WHAT NEEDS TO BE DONE ▸ Print every entry exactly once more, omitting each picture.

RECORDED DATA ▸
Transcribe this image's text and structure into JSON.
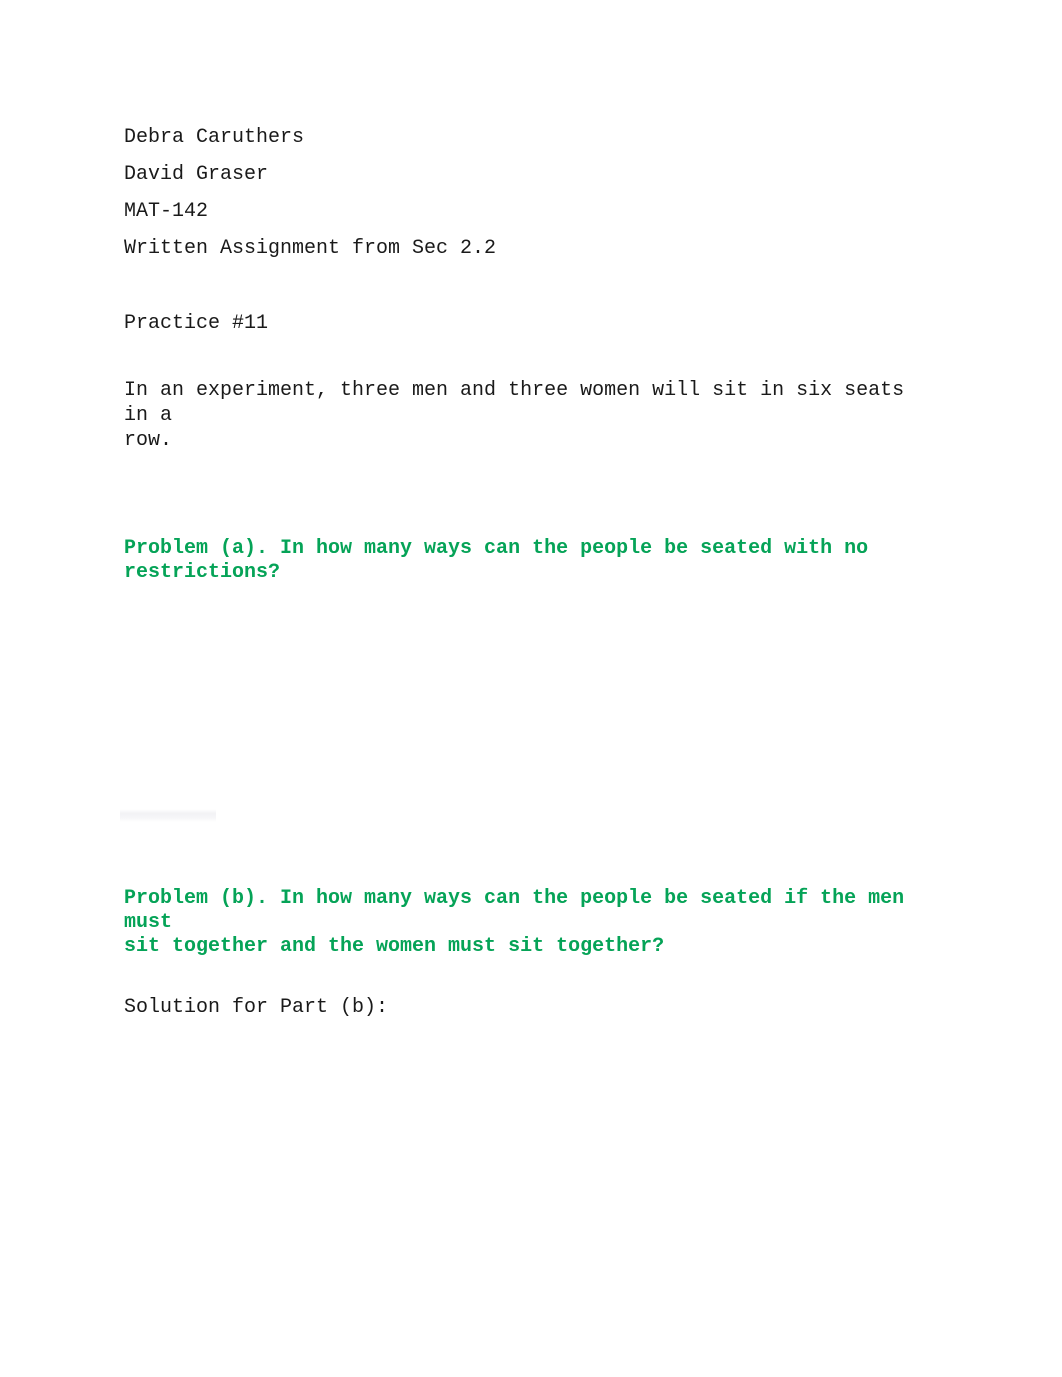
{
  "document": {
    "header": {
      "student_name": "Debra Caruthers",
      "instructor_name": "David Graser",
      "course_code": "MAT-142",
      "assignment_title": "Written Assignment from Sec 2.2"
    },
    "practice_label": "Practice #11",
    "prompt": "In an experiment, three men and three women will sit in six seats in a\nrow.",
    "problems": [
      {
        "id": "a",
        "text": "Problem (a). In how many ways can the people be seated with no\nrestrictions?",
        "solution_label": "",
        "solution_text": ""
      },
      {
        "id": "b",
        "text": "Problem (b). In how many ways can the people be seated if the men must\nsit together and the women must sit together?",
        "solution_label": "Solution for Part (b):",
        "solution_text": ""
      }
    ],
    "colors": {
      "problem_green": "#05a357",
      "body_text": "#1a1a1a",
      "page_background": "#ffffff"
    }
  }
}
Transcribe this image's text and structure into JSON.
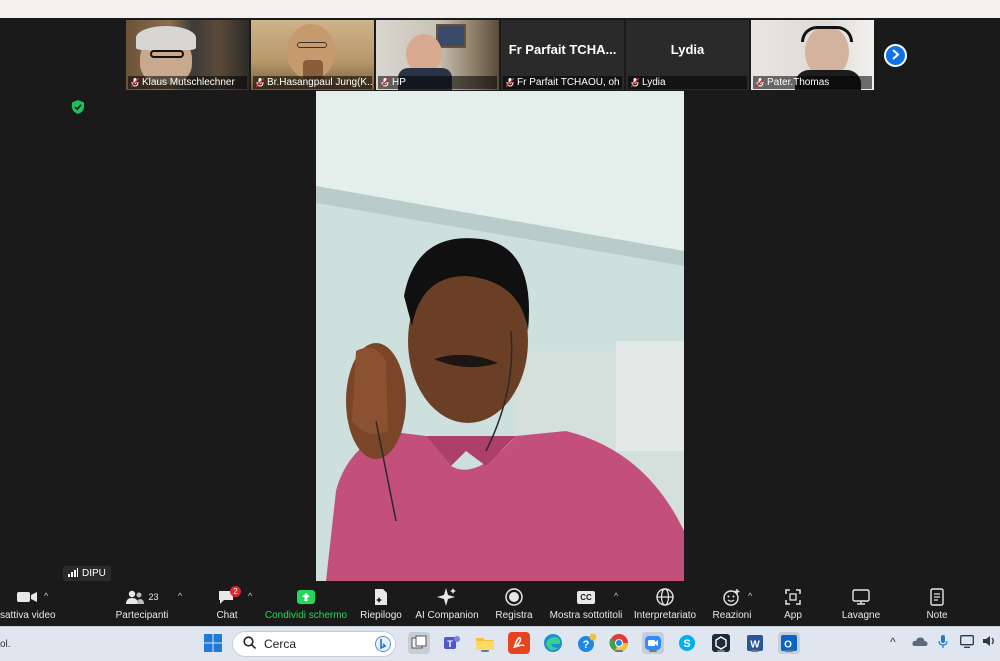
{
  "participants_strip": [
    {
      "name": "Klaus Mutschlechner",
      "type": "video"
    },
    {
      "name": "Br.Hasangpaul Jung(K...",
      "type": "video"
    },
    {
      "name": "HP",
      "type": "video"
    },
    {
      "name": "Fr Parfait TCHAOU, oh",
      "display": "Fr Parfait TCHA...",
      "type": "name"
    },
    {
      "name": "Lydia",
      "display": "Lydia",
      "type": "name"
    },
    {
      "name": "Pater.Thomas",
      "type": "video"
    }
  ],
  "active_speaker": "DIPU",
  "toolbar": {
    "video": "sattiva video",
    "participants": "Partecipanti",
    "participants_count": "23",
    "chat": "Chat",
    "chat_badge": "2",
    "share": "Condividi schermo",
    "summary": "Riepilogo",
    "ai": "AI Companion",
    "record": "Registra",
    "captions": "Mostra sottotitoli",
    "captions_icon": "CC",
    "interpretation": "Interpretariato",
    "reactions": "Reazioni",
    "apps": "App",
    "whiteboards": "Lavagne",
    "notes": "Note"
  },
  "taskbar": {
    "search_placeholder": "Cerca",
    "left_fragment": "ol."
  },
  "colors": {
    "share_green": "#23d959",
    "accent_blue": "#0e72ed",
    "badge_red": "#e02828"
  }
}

WORKED SOLUTION ▸
Transcribe this image's text and structure into JSON.
{
  "document": {
    "header": {
      "student_name": "Debra Caruthers",
      "instructor_name": "David Graser",
      "course_code": "MAT-142",
      "assignment_title": "Written Assignment from Sec 2.2"
    },
    "practice_label": "Practice #11",
    "prompt": "In an experiment, three men and three women will sit in six seats in a\nrow.",
    "problems": [
      {
        "id": "a",
        "text": "Problem (a). In how many ways can the people be seated with no\nrestrictions?",
        "solution_label": "",
        "solution_text": ""
      },
      {
        "id": "b",
        "text": "Problem (b). In how many ways can the people be seated if the men must\nsit together and the women must sit together?",
        "solution_label": "Solution for Part (b):",
        "solution_text": ""
      }
    ],
    "colors": {
      "problem_green": "#05a357",
      "body_text": "#1a1a1a",
      "page_background": "#ffffff"
    }
  }
}
Transcribe this image's text and structure into JSON.
{
  "participants_strip": [
    {
      "name": "Klaus Mutschlechner",
      "type": "video"
    },
    {
      "name": "Br.Hasangpaul Jung(K...",
      "type": "video"
    },
    {
      "name": "HP",
      "type": "video"
    },
    {
      "name": "Fr Parfait TCHAOU, oh",
      "display": "Fr Parfait TCHA...",
      "type": "name"
    },
    {
      "name": "Lydia",
      "display": "Lydia",
      "type": "name"
    },
    {
      "name": "Pater.Thomas",
      "type": "video"
    }
  ],
  "active_speaker": "DIPU",
  "toolbar": {
    "video": "sattiva video",
    "participants": "Partecipanti",
    "participants_count": "23",
    "chat": "Chat",
    "chat_badge": "2",
    "share": "Condividi schermo",
    "summary": "Riepilogo",
    "ai": "AI Companion",
    "record": "Registra",
    "captions": "Mostra sottotitoli",
    "captions_icon": "CC",
    "interpretation": "Interpretariato",
    "reactions": "Reazioni",
    "apps": "App",
    "whiteboards": "Lavagne",
    "notes": "Note"
  },
  "taskbar": {
    "search_placeholder": "Cerca",
    "left_fragment": "ol."
  },
  "colors": {
    "share_green": "#23d959",
    "accent_blue": "#0e72ed",
    "badge_red": "#e02828"
  }
}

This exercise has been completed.